Every record below must be retyped exactly, with the pictures left out.

- **INFORMATION GIVEN**
########

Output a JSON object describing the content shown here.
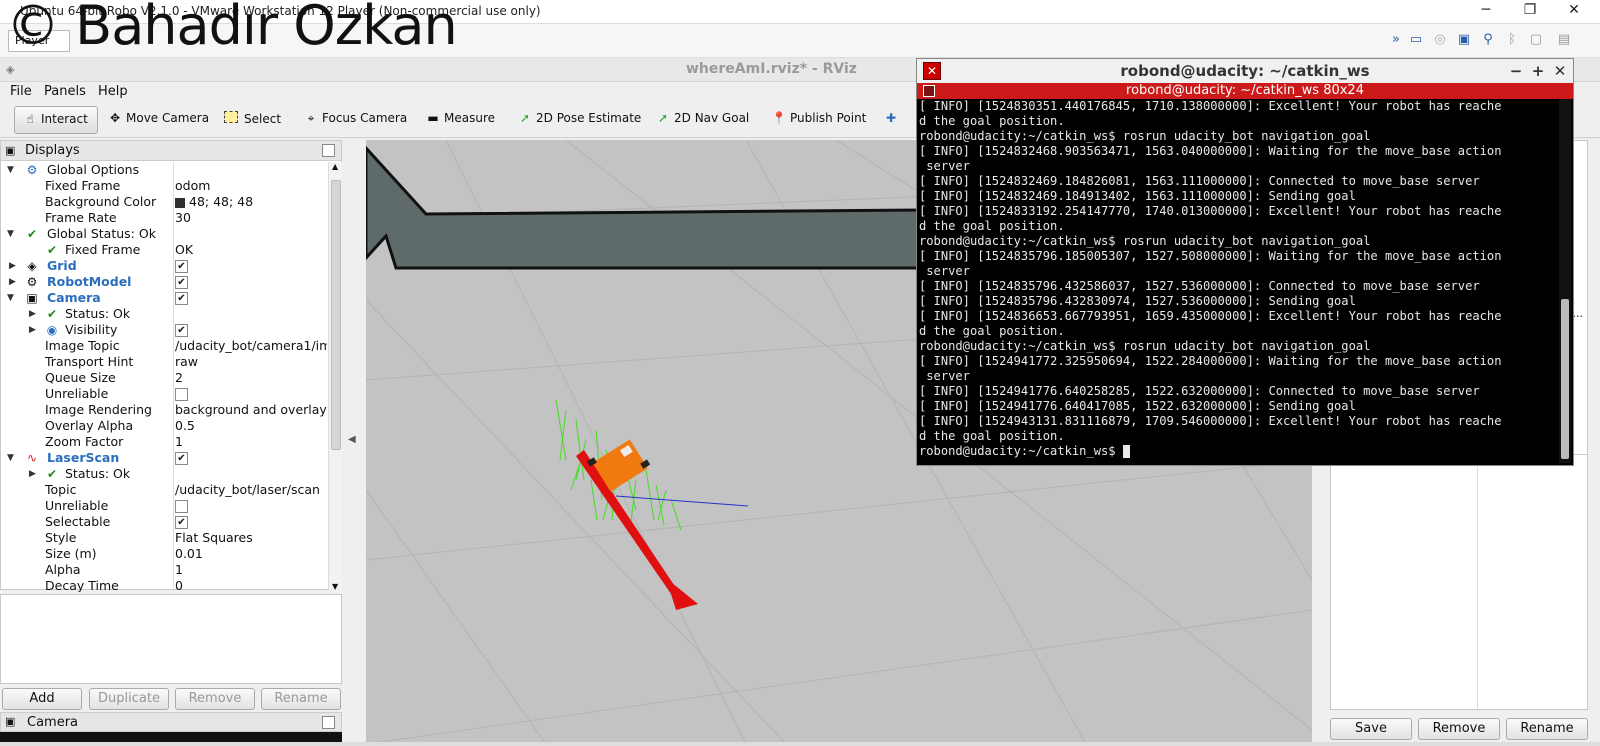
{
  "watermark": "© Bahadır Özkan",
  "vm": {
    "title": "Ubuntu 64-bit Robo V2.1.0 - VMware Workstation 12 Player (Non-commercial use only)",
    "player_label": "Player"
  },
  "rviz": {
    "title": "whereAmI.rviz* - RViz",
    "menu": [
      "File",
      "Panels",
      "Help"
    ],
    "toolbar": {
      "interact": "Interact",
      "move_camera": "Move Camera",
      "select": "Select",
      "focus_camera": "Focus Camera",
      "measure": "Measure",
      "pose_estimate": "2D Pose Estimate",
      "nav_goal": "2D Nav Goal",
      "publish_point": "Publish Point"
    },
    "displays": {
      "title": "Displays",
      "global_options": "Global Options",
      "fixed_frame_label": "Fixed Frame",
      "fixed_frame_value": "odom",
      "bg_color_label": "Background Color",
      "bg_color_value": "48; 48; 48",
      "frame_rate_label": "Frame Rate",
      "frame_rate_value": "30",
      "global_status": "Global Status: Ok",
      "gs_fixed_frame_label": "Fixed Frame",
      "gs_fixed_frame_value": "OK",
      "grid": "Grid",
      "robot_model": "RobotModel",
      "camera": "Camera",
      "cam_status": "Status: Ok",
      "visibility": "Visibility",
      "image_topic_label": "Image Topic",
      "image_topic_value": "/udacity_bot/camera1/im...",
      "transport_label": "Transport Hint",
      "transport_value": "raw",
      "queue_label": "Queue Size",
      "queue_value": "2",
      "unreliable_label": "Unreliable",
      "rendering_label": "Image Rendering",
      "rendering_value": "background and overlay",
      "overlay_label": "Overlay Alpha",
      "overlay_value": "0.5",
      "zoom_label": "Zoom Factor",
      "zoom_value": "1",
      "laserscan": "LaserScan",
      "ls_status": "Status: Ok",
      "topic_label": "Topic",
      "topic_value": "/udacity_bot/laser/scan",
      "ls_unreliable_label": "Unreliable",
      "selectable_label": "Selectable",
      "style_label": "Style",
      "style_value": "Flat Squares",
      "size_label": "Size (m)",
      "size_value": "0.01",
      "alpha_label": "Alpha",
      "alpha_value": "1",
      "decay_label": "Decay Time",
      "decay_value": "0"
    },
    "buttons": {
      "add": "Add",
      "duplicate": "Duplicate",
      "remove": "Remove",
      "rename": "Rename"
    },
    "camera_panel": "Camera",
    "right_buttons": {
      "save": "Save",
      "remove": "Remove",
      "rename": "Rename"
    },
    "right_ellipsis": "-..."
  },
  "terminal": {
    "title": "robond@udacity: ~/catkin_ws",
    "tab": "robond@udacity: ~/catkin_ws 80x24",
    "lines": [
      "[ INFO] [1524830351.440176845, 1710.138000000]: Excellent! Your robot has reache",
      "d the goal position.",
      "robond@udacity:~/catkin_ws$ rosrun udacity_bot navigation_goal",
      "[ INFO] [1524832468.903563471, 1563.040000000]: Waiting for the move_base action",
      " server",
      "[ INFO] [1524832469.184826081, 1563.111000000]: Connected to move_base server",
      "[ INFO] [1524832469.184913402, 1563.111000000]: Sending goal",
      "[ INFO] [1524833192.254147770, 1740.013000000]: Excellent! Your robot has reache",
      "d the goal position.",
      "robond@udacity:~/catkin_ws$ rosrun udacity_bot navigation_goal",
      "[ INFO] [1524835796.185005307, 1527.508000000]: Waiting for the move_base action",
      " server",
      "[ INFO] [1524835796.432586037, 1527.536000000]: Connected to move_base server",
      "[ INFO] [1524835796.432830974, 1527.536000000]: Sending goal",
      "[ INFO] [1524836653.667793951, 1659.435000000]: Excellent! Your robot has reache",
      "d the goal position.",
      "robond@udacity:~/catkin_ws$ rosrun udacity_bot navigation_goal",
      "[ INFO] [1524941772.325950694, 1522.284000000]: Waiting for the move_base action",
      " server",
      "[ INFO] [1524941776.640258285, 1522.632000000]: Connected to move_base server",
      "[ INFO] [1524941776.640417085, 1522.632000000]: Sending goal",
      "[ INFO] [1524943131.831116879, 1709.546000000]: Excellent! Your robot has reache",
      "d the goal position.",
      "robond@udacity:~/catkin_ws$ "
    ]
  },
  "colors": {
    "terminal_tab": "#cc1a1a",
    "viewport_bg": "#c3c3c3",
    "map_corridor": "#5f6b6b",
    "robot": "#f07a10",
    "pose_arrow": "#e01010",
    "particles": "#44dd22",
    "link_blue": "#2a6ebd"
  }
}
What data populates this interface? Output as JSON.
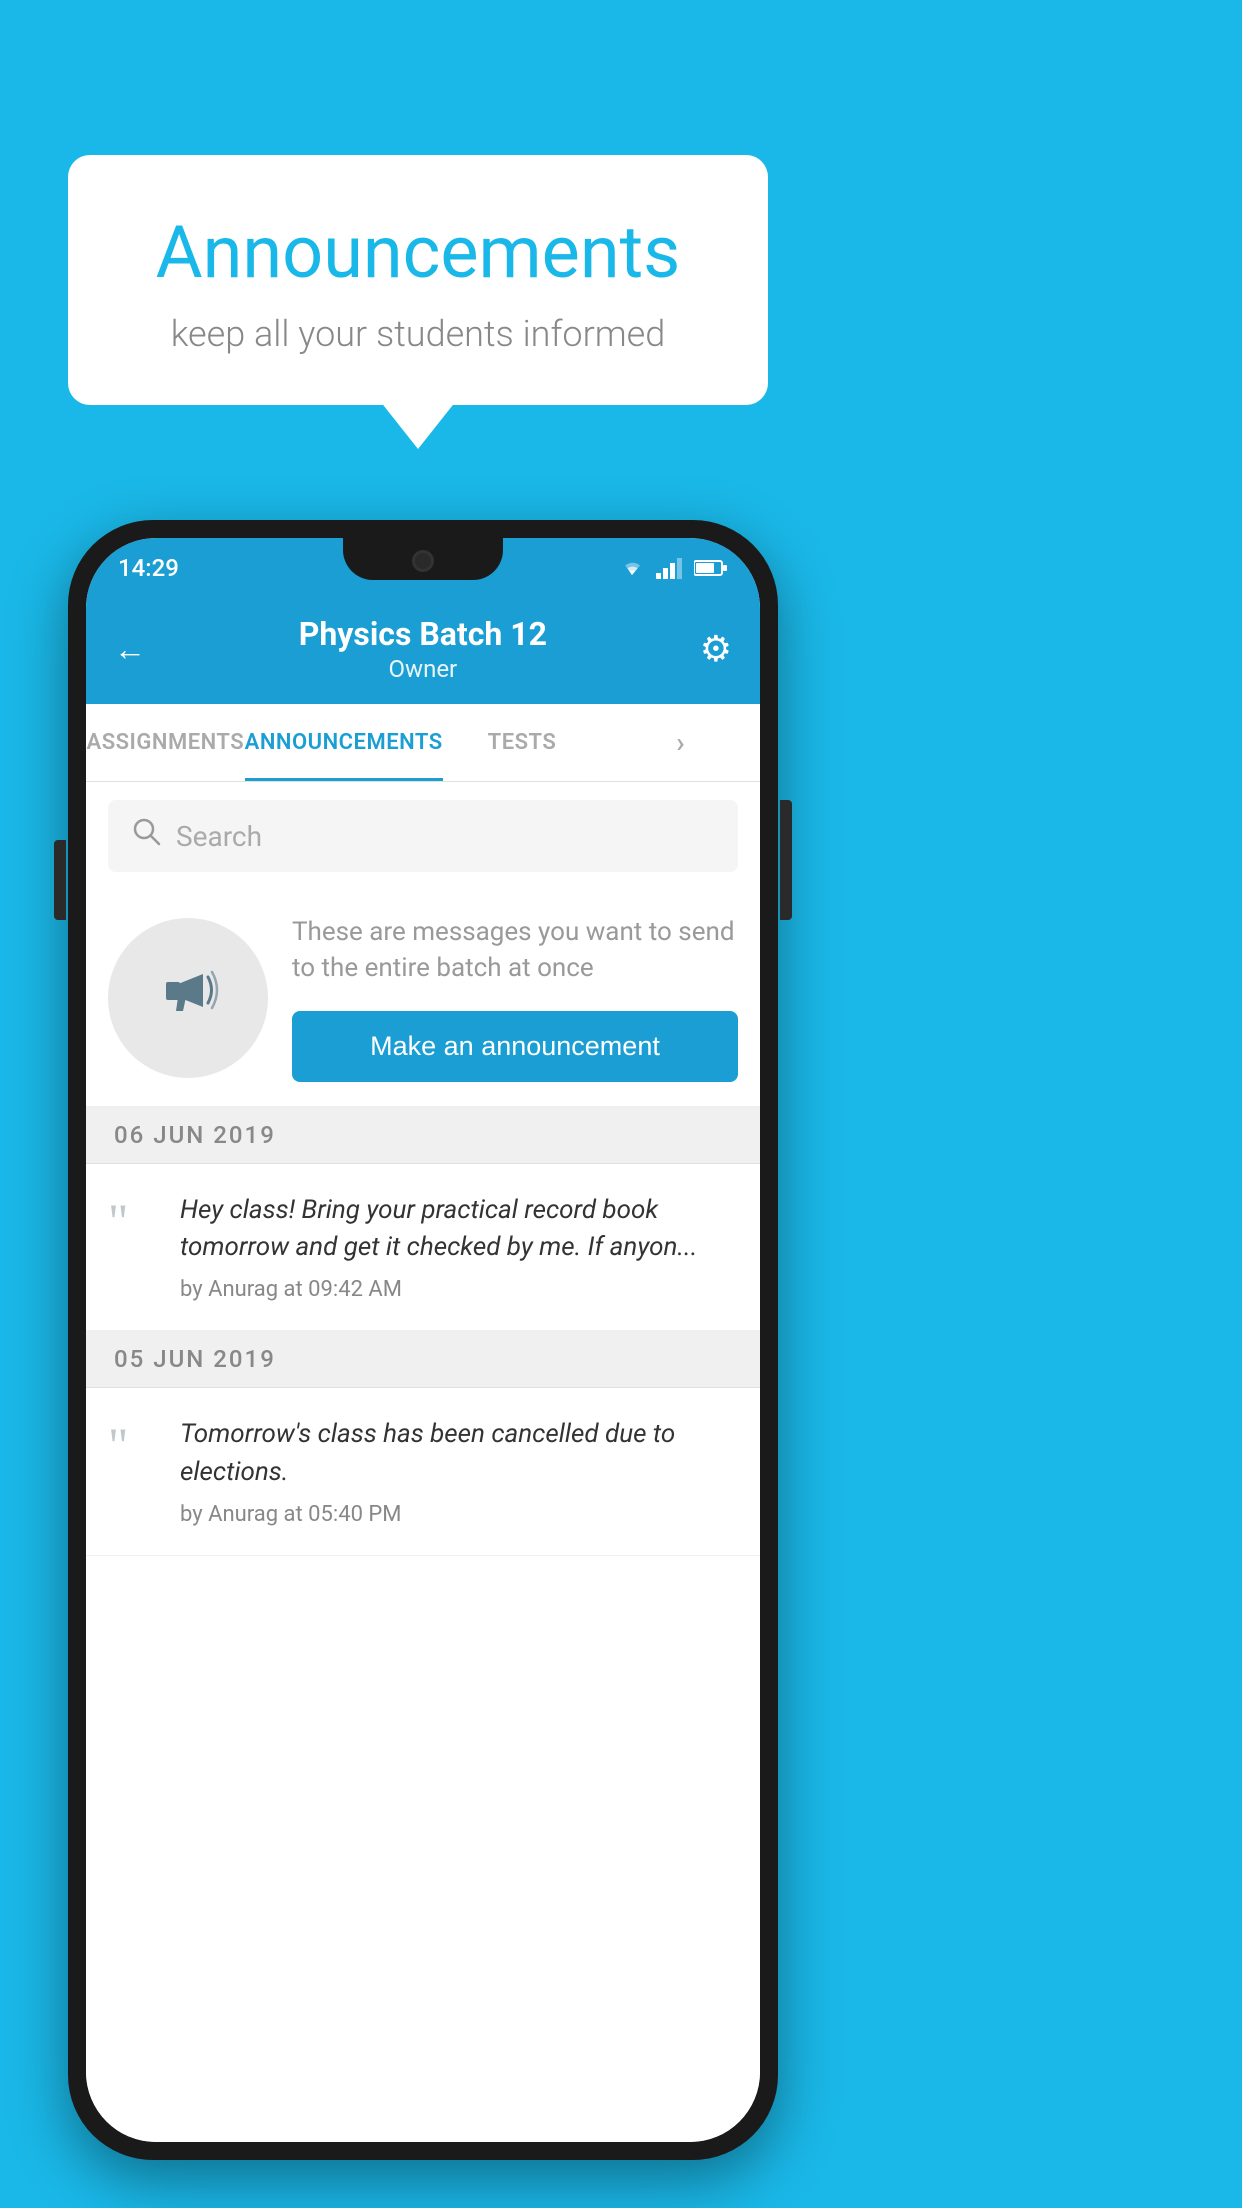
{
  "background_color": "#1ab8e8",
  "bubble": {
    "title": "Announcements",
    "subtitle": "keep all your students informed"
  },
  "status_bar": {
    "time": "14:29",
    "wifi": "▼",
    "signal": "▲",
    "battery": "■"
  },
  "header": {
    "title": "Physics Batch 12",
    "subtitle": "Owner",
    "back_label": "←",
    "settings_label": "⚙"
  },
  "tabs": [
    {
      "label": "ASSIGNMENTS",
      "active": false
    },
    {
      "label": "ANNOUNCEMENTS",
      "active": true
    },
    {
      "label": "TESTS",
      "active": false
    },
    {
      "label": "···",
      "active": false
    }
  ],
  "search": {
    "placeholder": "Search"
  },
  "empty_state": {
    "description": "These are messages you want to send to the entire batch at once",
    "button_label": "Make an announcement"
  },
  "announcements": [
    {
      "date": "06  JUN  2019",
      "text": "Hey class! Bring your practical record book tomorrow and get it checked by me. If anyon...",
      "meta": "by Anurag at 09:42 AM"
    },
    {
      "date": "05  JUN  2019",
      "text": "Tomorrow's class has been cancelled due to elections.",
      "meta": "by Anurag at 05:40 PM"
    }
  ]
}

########

- **EXERCISE RESPONSE**
Output a JSON object describing the content shown here.
{
  "watermark": "© Bahadır Özkan",
  "vm": {
    "title": "Ubuntu 64-bit Robo V2.1.0 - VMware Workstation 12 Player (Non-commercial use only)",
    "player_label": "Player"
  },
  "rviz": {
    "title": "whereAmI.rviz* - RViz",
    "menu": [
      "File",
      "Panels",
      "Help"
    ],
    "toolbar": {
      "interact": "Interact",
      "move_camera": "Move Camera",
      "select": "Select",
      "focus_camera": "Focus Camera",
      "measure": "Measure",
      "pose_estimate": "2D Pose Estimate",
      "nav_goal": "2D Nav Goal",
      "publish_point": "Publish Point"
    },
    "displays": {
      "title": "Displays",
      "global_options": "Global Options",
      "fixed_frame_label": "Fixed Frame",
      "fixed_frame_value": "odom",
      "bg_color_label": "Background Color",
      "bg_color_value": "48; 48; 48",
      "frame_rate_label": "Frame Rate",
      "frame_rate_value": "30",
      "global_status": "Global Status: Ok",
      "gs_fixed_frame_label": "Fixed Frame",
      "gs_fixed_frame_value": "OK",
      "grid": "Grid",
      "robot_model": "RobotModel",
      "camera": "Camera",
      "cam_status": "Status: Ok",
      "visibility": "Visibility",
      "image_topic_label": "Image Topic",
      "image_topic_value": "/udacity_bot/camera1/im...",
      "transport_label": "Transport Hint",
      "transport_value": "raw",
      "queue_label": "Queue Size",
      "queue_value": "2",
      "unreliable_label": "Unreliable",
      "rendering_label": "Image Rendering",
      "rendering_value": "background and overlay",
      "overlay_label": "Overlay Alpha",
      "overlay_value": "0.5",
      "zoom_label": "Zoom Factor",
      "zoom_value": "1",
      "laserscan": "LaserScan",
      "ls_status": "Status: Ok",
      "topic_label": "Topic",
      "topic_value": "/udacity_bot/laser/scan",
      "ls_unreliable_label": "Unreliable",
      "selectable_label": "Selectable",
      "style_label": "Style",
      "style_value": "Flat Squares",
      "size_label": "Size (m)",
      "size_value": "0.01",
      "alpha_label": "Alpha",
      "alpha_value": "1",
      "decay_label": "Decay Time",
      "decay_value": "0"
    },
    "buttons": {
      "add": "Add",
      "duplicate": "Duplicate",
      "remove": "Remove",
      "rename": "Rename"
    },
    "camera_panel": "Camera",
    "right_buttons": {
      "save": "Save",
      "remove": "Remove",
      "rename": "Rename"
    },
    "right_ellipsis": "-..."
  },
  "terminal": {
    "title": "robond@udacity: ~/catkin_ws",
    "tab": "robond@udacity: ~/catkin_ws 80x24",
    "lines": [
      "[ INFO] [1524830351.440176845, 1710.138000000]: Excellent! Your robot has reache",
      "d the goal position.",
      "robond@udacity:~/catkin_ws$ rosrun udacity_bot navigation_goal",
      "[ INFO] [1524832468.903563471, 1563.040000000]: Waiting for the move_base action",
      " server",
      "[ INFO] [1524832469.184826081, 1563.111000000]: Connected to move_base server",
      "[ INFO] [1524832469.184913402, 1563.111000000]: Sending goal",
      "[ INFO] [1524833192.254147770, 1740.013000000]: Excellent! Your robot has reache",
      "d the goal position.",
      "robond@udacity:~/catkin_ws$ rosrun udacity_bot navigation_goal",
      "[ INFO] [1524835796.185005307, 1527.508000000]: Waiting for the move_base action",
      " server",
      "[ INFO] [1524835796.432586037, 1527.536000000]: Connected to move_base server",
      "[ INFO] [1524835796.432830974, 1527.536000000]: Sending goal",
      "[ INFO] [1524836653.667793951, 1659.435000000]: Excellent! Your robot has reache",
      "d the goal position.",
      "robond@udacity:~/catkin_ws$ rosrun udacity_bot navigation_goal",
      "[ INFO] [1524941772.325950694, 1522.284000000]: Waiting for the move_base action",
      " server",
      "[ INFO] [1524941776.640258285, 1522.632000000]: Connected to move_base server",
      "[ INFO] [1524941776.640417085, 1522.632000000]: Sending goal",
      "[ INFO] [1524943131.831116879, 1709.546000000]: Excellent! Your robot has reache",
      "d the goal position.",
      "robond@udacity:~/catkin_ws$ "
    ]
  },
  "colors": {
    "terminal_tab": "#cc1a1a",
    "viewport_bg": "#c3c3c3",
    "map_corridor": "#5f6b6b",
    "robot": "#f07a10",
    "pose_arrow": "#e01010",
    "particles": "#44dd22",
    "link_blue": "#2a6ebd"
  }
}
What data populates this interface? Output as JSON.
{
  "background_color": "#1ab8e8",
  "bubble": {
    "title": "Announcements",
    "subtitle": "keep all your students informed"
  },
  "status_bar": {
    "time": "14:29",
    "wifi": "▼",
    "signal": "▲",
    "battery": "■"
  },
  "header": {
    "title": "Physics Batch 12",
    "subtitle": "Owner",
    "back_label": "←",
    "settings_label": "⚙"
  },
  "tabs": [
    {
      "label": "ASSIGNMENTS",
      "active": false
    },
    {
      "label": "ANNOUNCEMENTS",
      "active": true
    },
    {
      "label": "TESTS",
      "active": false
    },
    {
      "label": "···",
      "active": false
    }
  ],
  "search": {
    "placeholder": "Search"
  },
  "empty_state": {
    "description": "These are messages you want to send to the entire batch at once",
    "button_label": "Make an announcement"
  },
  "announcements": [
    {
      "date": "06  JUN  2019",
      "text": "Hey class! Bring your practical record book tomorrow and get it checked by me. If anyon...",
      "meta": "by Anurag at 09:42 AM"
    },
    {
      "date": "05  JUN  2019",
      "text": "Tomorrow's class has been cancelled due to elections.",
      "meta": "by Anurag at 05:40 PM"
    }
  ]
}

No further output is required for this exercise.